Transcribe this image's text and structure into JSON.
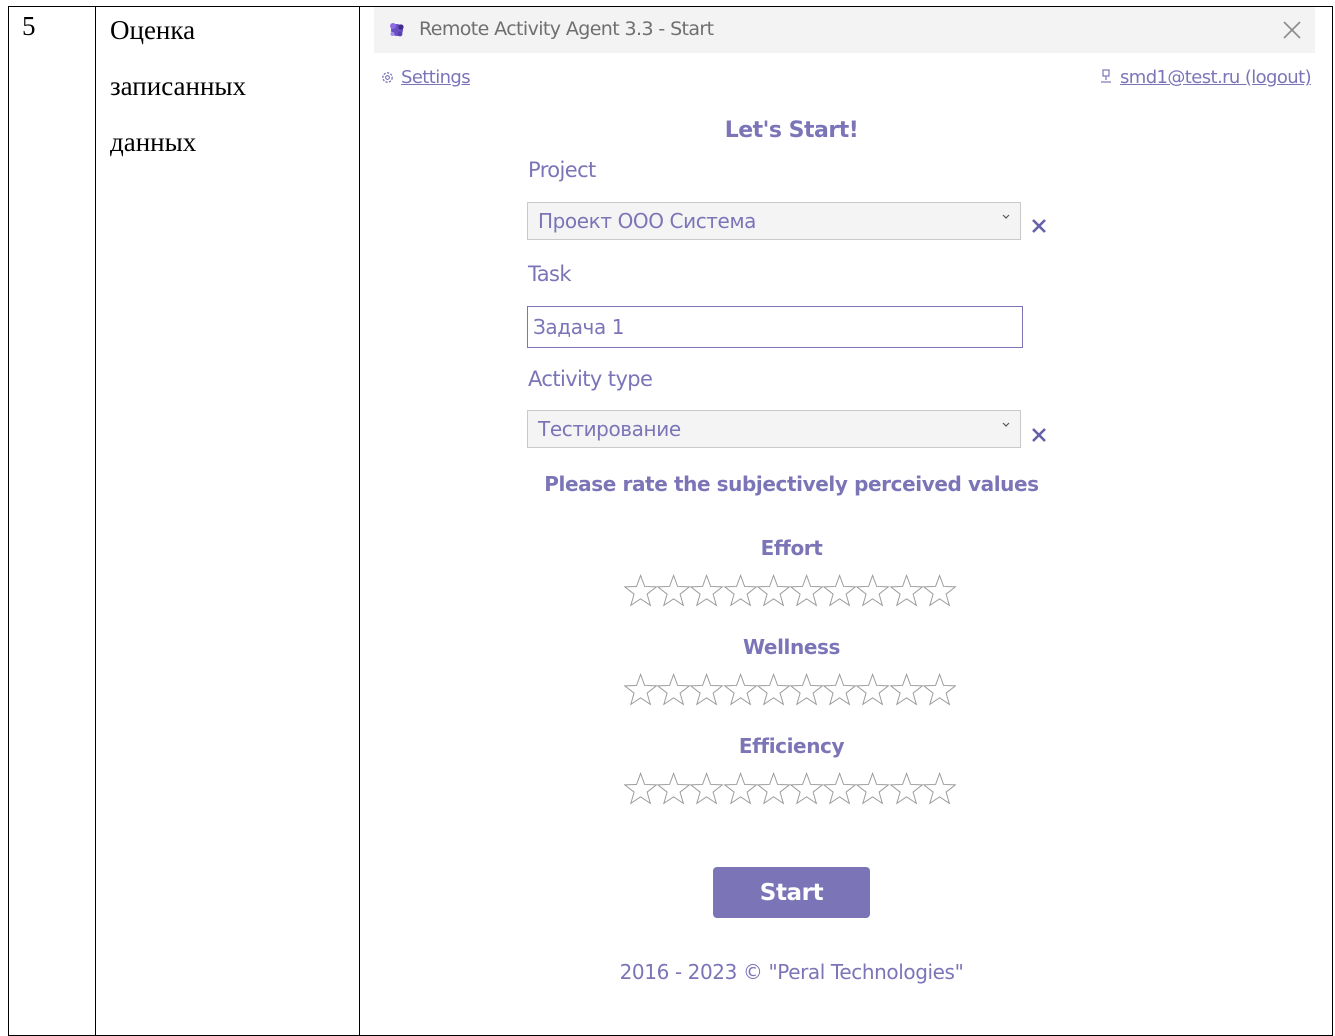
{
  "document": {
    "row_number": "5",
    "description_lines": [
      "Оценка",
      "записанных",
      "данных"
    ]
  },
  "window": {
    "title": "Remote Activity Agent 3.3 - Start",
    "icon": "app-logo-icon",
    "close_icon": "close-icon"
  },
  "toolbar": {
    "settings_label": "Settings",
    "user_label": "smd1@test.ru (logout)"
  },
  "form": {
    "heading": "Let's Start!",
    "project_label": "Project",
    "project_value": "Проект ООО Система",
    "task_label": "Task",
    "task_value": "Задача 1",
    "activity_label": "Activity type",
    "activity_value": "Тестирование",
    "rate_prompt": "Please rate the subjectively perceived values"
  },
  "ratings": [
    {
      "label": "Effort",
      "value": 0,
      "max": 10
    },
    {
      "label": "Wellness",
      "value": 0,
      "max": 10
    },
    {
      "label": "Efficiency",
      "value": 0,
      "max": 10
    }
  ],
  "start_label": "Start",
  "footer": "2016 - 2023 © \"Peral Technologies\"",
  "colors": {
    "accent": "#7b75b8",
    "titlebar": "#f3f3f3",
    "select_bg": "#f4f4f4"
  }
}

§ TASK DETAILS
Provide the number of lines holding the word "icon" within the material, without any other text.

§ OUTPUT FOR THIS EXERCISE
2